Except for the pictures, output the records in full and exactly.

» **Data excerpts**:
**********
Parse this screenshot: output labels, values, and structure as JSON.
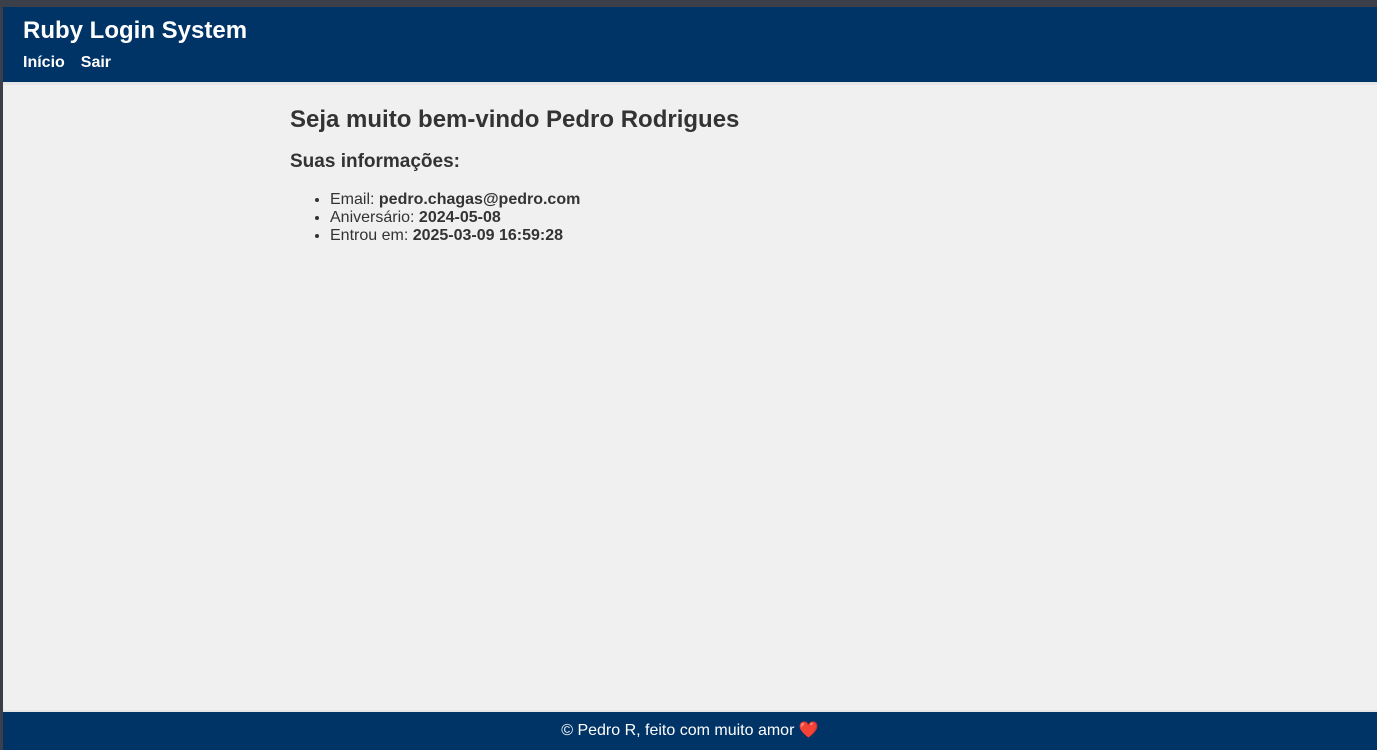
{
  "header": {
    "title": "Ruby Login System",
    "nav": [
      {
        "label": "Início"
      },
      {
        "label": "Sair"
      }
    ]
  },
  "main": {
    "welcome": "Seja muito bem-vindo Pedro Rodrigues",
    "info_title": "Suas informações:",
    "info": {
      "email_label": "Email:",
      "email_value": "pedro.chagas@pedro.com",
      "birthday_label": "Aniversário:",
      "birthday_value": "2024-05-08",
      "joined_label": "Entrou em:",
      "joined_value": "2025-03-09 16:59:28"
    }
  },
  "footer": {
    "text": "© Pedro R, feito com muito amor",
    "heart": "❤️"
  },
  "colors": {
    "header_bg": "#003366",
    "page_bg": "#f0f0f0",
    "text": "#333333"
  }
}
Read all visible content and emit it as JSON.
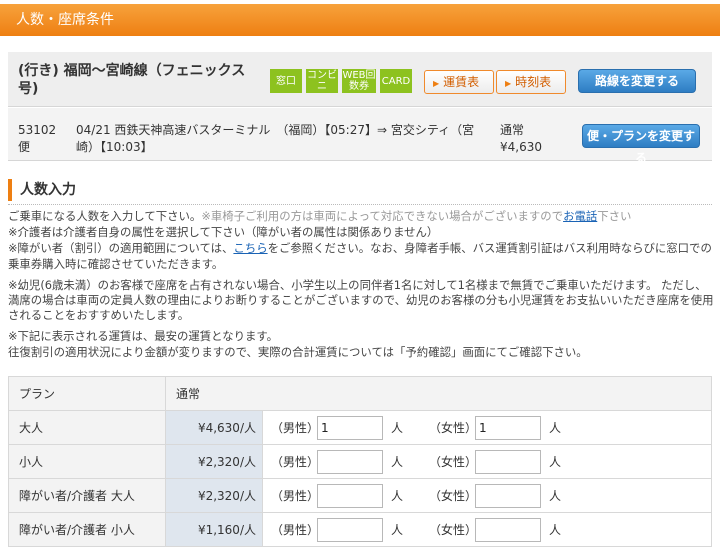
{
  "header": {
    "title": "人数・座席条件"
  },
  "route": {
    "name": "(行き) 福岡～宮崎線（フェニックス号)",
    "tags": [
      "窓口",
      "コンビニ",
      "WEB回数券",
      "CARD"
    ],
    "fare_button": "運賃表",
    "timetable_button": "時刻表",
    "change_route_button": "路線を変更する"
  },
  "schedule": {
    "bus_no": "53102便",
    "detail": "04/21 西鉄天神高速バスターミナル　（福岡）【05:27】⇒ 宮交シティ（宮崎）【10:03】",
    "fare_type": "通常",
    "fare": "¥4,630",
    "change_plan_button": "便・プランを変更する"
  },
  "section": {
    "title": "人数入力"
  },
  "notes": {
    "n1_a": "ご乗車になる人数を入力して下さい。",
    "n1_b": "※車椅子ご利用の方は車両によって対応できない場合がございますので",
    "n1_link": "お電話",
    "n1_c": "下さい",
    "n2": "※介護者は介護者自身の属性を選択して下さい（障がい者の属性は関係ありません）",
    "n3_a": "※障がい者（割引）の適用範囲については、",
    "n3_link": "こちら",
    "n3_b": "をご参照ください。なお、身障者手帳、バス運賃割引証はバス利用時ならびに窓口での乗車券購入時に確認させていただきます。",
    "n4": "※幼児(6歳未満）のお客様で座席を占有されない場合、小学生以上の同伴者1名に対して1名様まで無賃でご乗車いただけます。 ただし、満席の場合は車両の定員人数の理由によりお断りすることがございますので、幼児のお客様の分も小児運賃をお支払いいただき座席を使用されることをおすすめいたします。",
    "n5": "※下記に表示される運賃は、最安の運賃となります。",
    "n6": "往復割引の適用状況により金額が変りますので、実際の合計運賃については「予約確認」画面にてご確認下さい。"
  },
  "table": {
    "col_plan": "プラン",
    "col_fare_type": "通常",
    "male": "（男性）",
    "female": "（女性）",
    "unit": "人",
    "rows": [
      {
        "label": "大人",
        "price": "¥4,630/人",
        "male_value": "1",
        "female_value": "1"
      },
      {
        "label": "小人",
        "price": "¥2,320/人",
        "male_value": "",
        "female_value": ""
      },
      {
        "label": "障がい者/介護者 大人",
        "price": "¥2,320/人",
        "male_value": "",
        "female_value": ""
      },
      {
        "label": "障がい者/介護者 小人",
        "price": "¥1,160/人",
        "male_value": "",
        "female_value": ""
      }
    ]
  },
  "colors": {
    "accent": "#ee7f12",
    "tag_green": "#8dc21f",
    "button_blue": "#2e7dc3"
  }
}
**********
» **Exercise result**:
Parse this screenshot: output labels, values, and structure as JSON.
{
  "header": {
    "title": "Ruby Login System",
    "nav": [
      {
        "label": "Início"
      },
      {
        "label": "Sair"
      }
    ]
  },
  "main": {
    "welcome": "Seja muito bem-vindo Pedro Rodrigues",
    "info_title": "Suas informações:",
    "info": {
      "email_label": "Email:",
      "email_value": "pedro.chagas@pedro.com",
      "birthday_label": "Aniversário:",
      "birthday_value": "2024-05-08",
      "joined_label": "Entrou em:",
      "joined_value": "2025-03-09 16:59:28"
    }
  },
  "footer": {
    "text": "© Pedro R, feito com muito amor",
    "heart": "❤️"
  },
  "colors": {
    "header_bg": "#003366",
    "page_bg": "#f0f0f0",
    "text": "#333333"
  }
}
Read all visible content and emit it as JSON.
{
  "header": {
    "title": "人数・座席条件"
  },
  "route": {
    "name": "(行き) 福岡～宮崎線（フェニックス号)",
    "tags": [
      "窓口",
      "コンビニ",
      "WEB回数券",
      "CARD"
    ],
    "fare_button": "運賃表",
    "timetable_button": "時刻表",
    "change_route_button": "路線を変更する"
  },
  "schedule": {
    "bus_no": "53102便",
    "detail": "04/21 西鉄天神高速バスターミナル　（福岡）【05:27】⇒ 宮交シティ（宮崎）【10:03】",
    "fare_type": "通常",
    "fare": "¥4,630",
    "change_plan_button": "便・プランを変更する"
  },
  "section": {
    "title": "人数入力"
  },
  "notes": {
    "n1_a": "ご乗車になる人数を入力して下さい。",
    "n1_b": "※車椅子ご利用の方は車両によって対応できない場合がございますので",
    "n1_link": "お電話",
    "n1_c": "下さい",
    "n2": "※介護者は介護者自身の属性を選択して下さい（障がい者の属性は関係ありません）",
    "n3_a": "※障がい者（割引）の適用範囲については、",
    "n3_link": "こちら",
    "n3_b": "をご参照ください。なお、身障者手帳、バス運賃割引証はバス利用時ならびに窓口での乗車券購入時に確認させていただきます。",
    "n4": "※幼児(6歳未満）のお客様で座席を占有されない場合、小学生以上の同伴者1名に対して1名様まで無賃でご乗車いただけます。 ただし、満席の場合は車両の定員人数の理由によりお断りすることがございますので、幼児のお客様の分も小児運賃をお支払いいただき座席を使用されることをおすすめいたします。",
    "n5": "※下記に表示される運賃は、最安の運賃となります。",
    "n6": "往復割引の適用状況により金額が変りますので、実際の合計運賃については「予約確認」画面にてご確認下さい。"
  },
  "table": {
    "col_plan": "プラン",
    "col_fare_type": "通常",
    "male": "（男性）",
    "female": "（女性）",
    "unit": "人",
    "rows": [
      {
        "label": "大人",
        "price": "¥4,630/人",
        "male_value": "1",
        "female_value": "1"
      },
      {
        "label": "小人",
        "price": "¥2,320/人",
        "male_value": "",
        "female_value": ""
      },
      {
        "label": "障がい者/介護者 大人",
        "price": "¥2,320/人",
        "male_value": "",
        "female_value": ""
      },
      {
        "label": "障がい者/介護者 小人",
        "price": "¥1,160/人",
        "male_value": "",
        "female_value": ""
      }
    ]
  },
  "colors": {
    "accent": "#ee7f12",
    "tag_green": "#8dc21f",
    "button_blue": "#2e7dc3"
  }
}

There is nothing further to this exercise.